INSTRUCTIONS TO FOLLOW:
From the first line to the last, write out the records exactly.

Records from a data collection
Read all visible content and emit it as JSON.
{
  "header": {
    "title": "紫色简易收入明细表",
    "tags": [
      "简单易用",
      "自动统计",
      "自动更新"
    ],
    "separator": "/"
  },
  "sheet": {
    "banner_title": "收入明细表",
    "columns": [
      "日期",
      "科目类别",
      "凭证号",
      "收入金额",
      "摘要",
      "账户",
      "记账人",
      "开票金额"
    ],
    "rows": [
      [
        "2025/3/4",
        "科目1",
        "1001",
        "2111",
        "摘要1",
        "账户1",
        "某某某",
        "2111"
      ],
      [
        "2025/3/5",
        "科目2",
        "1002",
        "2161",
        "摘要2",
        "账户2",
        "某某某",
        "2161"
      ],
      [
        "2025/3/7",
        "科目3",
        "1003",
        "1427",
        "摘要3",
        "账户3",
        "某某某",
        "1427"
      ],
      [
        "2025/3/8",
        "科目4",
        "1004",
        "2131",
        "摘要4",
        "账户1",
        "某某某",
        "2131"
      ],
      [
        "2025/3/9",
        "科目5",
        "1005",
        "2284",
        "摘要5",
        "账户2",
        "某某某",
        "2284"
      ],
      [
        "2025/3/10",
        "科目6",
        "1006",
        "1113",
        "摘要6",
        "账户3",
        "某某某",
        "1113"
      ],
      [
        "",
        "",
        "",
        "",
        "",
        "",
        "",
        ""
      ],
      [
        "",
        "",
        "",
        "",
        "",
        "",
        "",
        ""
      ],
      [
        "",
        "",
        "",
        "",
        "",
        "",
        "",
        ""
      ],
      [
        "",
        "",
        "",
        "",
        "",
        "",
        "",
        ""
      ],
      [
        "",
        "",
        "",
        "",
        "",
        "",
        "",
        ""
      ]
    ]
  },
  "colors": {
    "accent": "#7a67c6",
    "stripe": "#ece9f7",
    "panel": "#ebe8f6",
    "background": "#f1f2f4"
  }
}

WRITTEN SOLUTION:
Read all visible content and emit it as JSON.
{
  "header": {
    "title": "紫色简易收入明细表",
    "tags": [
      "简单易用",
      "自动统计",
      "自动更新"
    ],
    "separator": "/"
  },
  "sheet": {
    "banner_title": "收入明细表",
    "columns": [
      "日期",
      "科目类别",
      "凭证号",
      "收入金额",
      "摘要",
      "账户",
      "记账人",
      "开票金额"
    ],
    "rows": [
      [
        "2025/3/4",
        "科目1",
        "1001",
        "2111",
        "摘要1",
        "账户1",
        "某某某",
        "2111"
      ],
      [
        "2025/3/5",
        "科目2",
        "1002",
        "2161",
        "摘要2",
        "账户2",
        "某某某",
        "2161"
      ],
      [
        "2025/3/7",
        "科目3",
        "1003",
        "1427",
        "摘要3",
        "账户3",
        "某某某",
        "1427"
      ],
      [
        "2025/3/8",
        "科目4",
        "1004",
        "2131",
        "摘要4",
        "账户1",
        "某某某",
        "2131"
      ],
      [
        "2025/3/9",
        "科目5",
        "1005",
        "2284",
        "摘要5",
        "账户2",
        "某某某",
        "2284"
      ],
      [
        "2025/3/10",
        "科目6",
        "1006",
        "1113",
        "摘要6",
        "账户3",
        "某某某",
        "1113"
      ],
      [
        "",
        "",
        "",
        "",
        "",
        "",
        "",
        ""
      ],
      [
        "",
        "",
        "",
        "",
        "",
        "",
        "",
        ""
      ],
      [
        "",
        "",
        "",
        "",
        "",
        "",
        "",
        ""
      ],
      [
        "",
        "",
        "",
        "",
        "",
        "",
        "",
        ""
      ],
      [
        "",
        "",
        "",
        "",
        "",
        "",
        "",
        ""
      ]
    ]
  },
  "colors": {
    "accent": "#7a67c6",
    "stripe": "#ece9f7",
    "panel": "#ebe8f6",
    "background": "#f1f2f4"
  }
}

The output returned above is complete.